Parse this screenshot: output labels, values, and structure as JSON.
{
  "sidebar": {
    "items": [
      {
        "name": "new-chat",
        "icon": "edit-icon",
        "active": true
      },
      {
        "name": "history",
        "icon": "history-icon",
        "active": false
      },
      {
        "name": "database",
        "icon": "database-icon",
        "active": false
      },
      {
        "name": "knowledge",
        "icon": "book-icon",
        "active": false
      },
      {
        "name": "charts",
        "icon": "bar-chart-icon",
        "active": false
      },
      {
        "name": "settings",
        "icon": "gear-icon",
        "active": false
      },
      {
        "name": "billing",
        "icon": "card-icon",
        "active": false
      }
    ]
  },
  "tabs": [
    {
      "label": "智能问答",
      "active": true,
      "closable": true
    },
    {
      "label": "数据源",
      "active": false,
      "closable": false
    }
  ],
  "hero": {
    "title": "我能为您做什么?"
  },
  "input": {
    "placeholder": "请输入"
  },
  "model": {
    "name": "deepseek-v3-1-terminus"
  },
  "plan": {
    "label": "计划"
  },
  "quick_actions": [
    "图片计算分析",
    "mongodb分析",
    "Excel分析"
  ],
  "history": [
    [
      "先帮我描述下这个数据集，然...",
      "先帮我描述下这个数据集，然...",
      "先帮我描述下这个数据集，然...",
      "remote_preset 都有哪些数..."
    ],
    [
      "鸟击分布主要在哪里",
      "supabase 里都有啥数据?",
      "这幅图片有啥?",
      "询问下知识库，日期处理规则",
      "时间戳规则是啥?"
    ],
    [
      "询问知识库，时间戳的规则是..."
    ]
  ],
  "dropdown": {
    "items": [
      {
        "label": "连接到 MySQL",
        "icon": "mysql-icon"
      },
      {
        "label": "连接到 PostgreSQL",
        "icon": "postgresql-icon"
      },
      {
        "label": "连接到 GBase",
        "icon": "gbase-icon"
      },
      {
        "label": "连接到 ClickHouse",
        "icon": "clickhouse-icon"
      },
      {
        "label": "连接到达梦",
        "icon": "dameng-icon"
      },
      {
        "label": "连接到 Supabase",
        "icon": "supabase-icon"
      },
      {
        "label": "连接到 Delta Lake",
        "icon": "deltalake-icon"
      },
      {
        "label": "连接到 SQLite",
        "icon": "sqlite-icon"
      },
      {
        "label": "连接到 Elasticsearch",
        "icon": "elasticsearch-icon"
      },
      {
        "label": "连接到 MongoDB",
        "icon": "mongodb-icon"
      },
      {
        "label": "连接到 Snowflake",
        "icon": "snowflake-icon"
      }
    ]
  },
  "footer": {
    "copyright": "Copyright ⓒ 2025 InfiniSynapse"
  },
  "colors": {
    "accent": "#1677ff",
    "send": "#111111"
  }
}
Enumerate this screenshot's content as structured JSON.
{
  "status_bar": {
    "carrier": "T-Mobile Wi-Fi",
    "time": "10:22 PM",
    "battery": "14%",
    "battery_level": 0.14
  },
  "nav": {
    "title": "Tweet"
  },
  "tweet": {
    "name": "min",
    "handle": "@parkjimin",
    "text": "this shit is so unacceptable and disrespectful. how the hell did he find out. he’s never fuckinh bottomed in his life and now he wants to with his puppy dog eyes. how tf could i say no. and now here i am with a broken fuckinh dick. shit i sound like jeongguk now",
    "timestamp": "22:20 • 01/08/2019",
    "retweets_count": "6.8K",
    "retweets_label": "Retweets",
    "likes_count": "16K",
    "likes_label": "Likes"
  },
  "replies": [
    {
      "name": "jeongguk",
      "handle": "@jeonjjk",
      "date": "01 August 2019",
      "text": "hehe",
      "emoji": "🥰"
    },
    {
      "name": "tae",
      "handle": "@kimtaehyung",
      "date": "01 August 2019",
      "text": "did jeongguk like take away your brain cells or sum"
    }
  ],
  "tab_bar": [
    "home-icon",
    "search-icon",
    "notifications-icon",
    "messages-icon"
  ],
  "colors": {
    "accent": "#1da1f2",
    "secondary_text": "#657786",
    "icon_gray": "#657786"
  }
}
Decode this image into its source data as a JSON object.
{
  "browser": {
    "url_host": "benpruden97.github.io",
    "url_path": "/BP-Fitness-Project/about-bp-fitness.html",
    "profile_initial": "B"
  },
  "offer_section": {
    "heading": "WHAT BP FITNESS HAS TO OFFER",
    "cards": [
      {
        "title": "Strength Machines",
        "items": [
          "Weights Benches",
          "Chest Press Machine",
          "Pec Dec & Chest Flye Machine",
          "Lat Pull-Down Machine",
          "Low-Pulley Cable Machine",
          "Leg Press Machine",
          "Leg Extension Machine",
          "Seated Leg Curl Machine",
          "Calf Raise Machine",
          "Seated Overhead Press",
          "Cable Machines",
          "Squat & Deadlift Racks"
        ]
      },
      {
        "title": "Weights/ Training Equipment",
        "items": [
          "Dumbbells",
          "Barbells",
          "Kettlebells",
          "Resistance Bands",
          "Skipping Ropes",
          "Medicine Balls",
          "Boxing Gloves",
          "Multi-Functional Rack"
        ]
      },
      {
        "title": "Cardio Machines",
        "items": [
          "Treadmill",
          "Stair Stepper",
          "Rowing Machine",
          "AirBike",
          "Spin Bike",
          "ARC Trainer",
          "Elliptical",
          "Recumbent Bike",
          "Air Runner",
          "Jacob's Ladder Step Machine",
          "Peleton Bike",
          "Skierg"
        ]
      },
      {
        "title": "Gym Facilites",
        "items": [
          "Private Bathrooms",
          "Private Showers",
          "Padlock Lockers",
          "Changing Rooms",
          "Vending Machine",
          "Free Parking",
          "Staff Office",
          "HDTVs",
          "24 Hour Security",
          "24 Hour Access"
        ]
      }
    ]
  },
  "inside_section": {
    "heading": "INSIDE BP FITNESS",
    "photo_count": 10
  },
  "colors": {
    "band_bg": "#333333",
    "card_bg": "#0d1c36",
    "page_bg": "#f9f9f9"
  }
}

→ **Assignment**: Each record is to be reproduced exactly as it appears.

→ **Result for this exercise**:
Parse this screenshot: output labels, values, and structure as JSON.
{
  "sidebar": {
    "items": [
      {
        "name": "new-chat",
        "icon": "edit-icon",
        "active": true
      },
      {
        "name": "history",
        "icon": "history-icon",
        "active": false
      },
      {
        "name": "database",
        "icon": "database-icon",
        "active": false
      },
      {
        "name": "knowledge",
        "icon": "book-icon",
        "active": false
      },
      {
        "name": "charts",
        "icon": "bar-chart-icon",
        "active": false
      },
      {
        "name": "settings",
        "icon": "gear-icon",
        "active": false
      },
      {
        "name": "billing",
        "icon": "card-icon",
        "active": false
      }
    ]
  },
  "tabs": [
    {
      "label": "智能问答",
      "active": true,
      "closable": true
    },
    {
      "label": "数据源",
      "active": false,
      "closable": false
    }
  ],
  "hero": {
    "title": "我能为您做什么?"
  },
  "input": {
    "placeholder": "请输入"
  },
  "model": {
    "name": "deepseek-v3-1-terminus"
  },
  "plan": {
    "label": "计划"
  },
  "quick_actions": [
    "图片计算分析",
    "mongodb分析",
    "Excel分析"
  ],
  "history": [
    [
      "先帮我描述下这个数据集，然...",
      "先帮我描述下这个数据集，然...",
      "先帮我描述下这个数据集，然...",
      "remote_preset 都有哪些数..."
    ],
    [
      "鸟击分布主要在哪里",
      "supabase 里都有啥数据?",
      "这幅图片有啥?",
      "询问下知识库，日期处理规则",
      "时间戳规则是啥?"
    ],
    [
      "询问知识库，时间戳的规则是..."
    ]
  ],
  "dropdown": {
    "items": [
      {
        "label": "连接到 MySQL",
        "icon": "mysql-icon"
      },
      {
        "label": "连接到 PostgreSQL",
        "icon": "postgresql-icon"
      },
      {
        "label": "连接到 GBase",
        "icon": "gbase-icon"
      },
      {
        "label": "连接到 ClickHouse",
        "icon": "clickhouse-icon"
      },
      {
        "label": "连接到达梦",
        "icon": "dameng-icon"
      },
      {
        "label": "连接到 Supabase",
        "icon": "supabase-icon"
      },
      {
        "label": "连接到 Delta Lake",
        "icon": "deltalake-icon"
      },
      {
        "label": "连接到 SQLite",
        "icon": "sqlite-icon"
      },
      {
        "label": "连接到 Elasticsearch",
        "icon": "elasticsearch-icon"
      },
      {
        "label": "连接到 MongoDB",
        "icon": "mongodb-icon"
      },
      {
        "label": "连接到 Snowflake",
        "icon": "snowflake-icon"
      }
    ]
  },
  "footer": {
    "copyright": "Copyright ⓒ 2025 InfiniSynapse"
  },
  "colors": {
    "accent": "#1677ff",
    "send": "#111111"
  }
}
Enumerate this screenshot's content as structured JSON.
{
  "status_bar": {
    "carrier": "T-Mobile Wi-Fi",
    "time": "10:22 PM",
    "battery": "14%",
    "battery_level": 0.14
  },
  "nav": {
    "title": "Tweet"
  },
  "tweet": {
    "name": "min",
    "handle": "@parkjimin",
    "text": "this shit is so unacceptable and disrespectful. how the hell did he find out. he’s never fuckinh bottomed in his life and now he wants to with his puppy dog eyes. how tf could i say no. and now here i am with a broken fuckinh dick. shit i sound like jeongguk now",
    "timestamp": "22:20 • 01/08/2019",
    "retweets_count": "6.8K",
    "retweets_label": "Retweets",
    "likes_count": "16K",
    "likes_label": "Likes"
  },
  "replies": [
    {
      "name": "jeongguk",
      "handle": "@jeonjjk",
      "date": "01 August 2019",
      "text": "hehe",
      "emoji": "🥰"
    },
    {
      "name": "tae",
      "handle": "@kimtaehyung",
      "date": "01 August 2019",
      "text": "did jeongguk like take away your brain cells or sum"
    }
  ],
  "tab_bar": [
    "home-icon",
    "search-icon",
    "notifications-icon",
    "messages-icon"
  ],
  "colors": {
    "accent": "#1da1f2",
    "secondary_text": "#657786",
    "icon_gray": "#657786"
  }
}
Decode this image into its source data as a JSON object.
{
  "browser": {
    "url_host": "benpruden97.github.io",
    "url_path": "/BP-Fitness-Project/about-bp-fitness.html",
    "profile_initial": "B"
  },
  "offer_section": {
    "heading": "WHAT BP FITNESS HAS TO OFFER",
    "cards": [
      {
        "title": "Strength Machines",
        "items": [
          "Weights Benches",
          "Chest Press Machine",
          "Pec Dec & Chest Flye Machine",
          "Lat Pull-Down Machine",
          "Low-Pulley Cable Machine",
          "Leg Press Machine",
          "Leg Extension Machine",
          "Seated Leg Curl Machine",
          "Calf Raise Machine",
          "Seated Overhead Press",
          "Cable Machines",
          "Squat & Deadlift Racks"
        ]
      },
      {
        "title": "Weights/ Training Equipment",
        "items": [
          "Dumbbells",
          "Barbells",
          "Kettlebells",
          "Resistance Bands",
          "Skipping Ropes",
          "Medicine Balls",
          "Boxing Gloves",
          "Multi-Functional Rack"
        ]
      },
      {
        "title": "Cardio Machines",
        "items": [
          "Treadmill",
          "Stair Stepper",
          "Rowing Machine",
          "AirBike",
          "Spin Bike",
          "ARC Trainer",
          "Elliptical",
          "Recumbent Bike",
          "Air Runner",
          "Jacob's Ladder Step Machine",
          "Peleton Bike",
          "Skierg"
        ]
      },
      {
        "title": "Gym Facilites",
        "items": [
          "Private Bathrooms",
          "Private Showers",
          "Padlock Lockers",
          "Changing Rooms",
          "Vending Machine",
          "Free Parking",
          "Staff Office",
          "HDTVs",
          "24 Hour Security",
          "24 Hour Access"
        ]
      }
    ]
  },
  "inside_section": {
    "heading": "INSIDE BP FITNESS",
    "photo_count": 10
  },
  "colors": {
    "band_bg": "#333333",
    "card_bg": "#0d1c36",
    "page_bg": "#f9f9f9"
  }
}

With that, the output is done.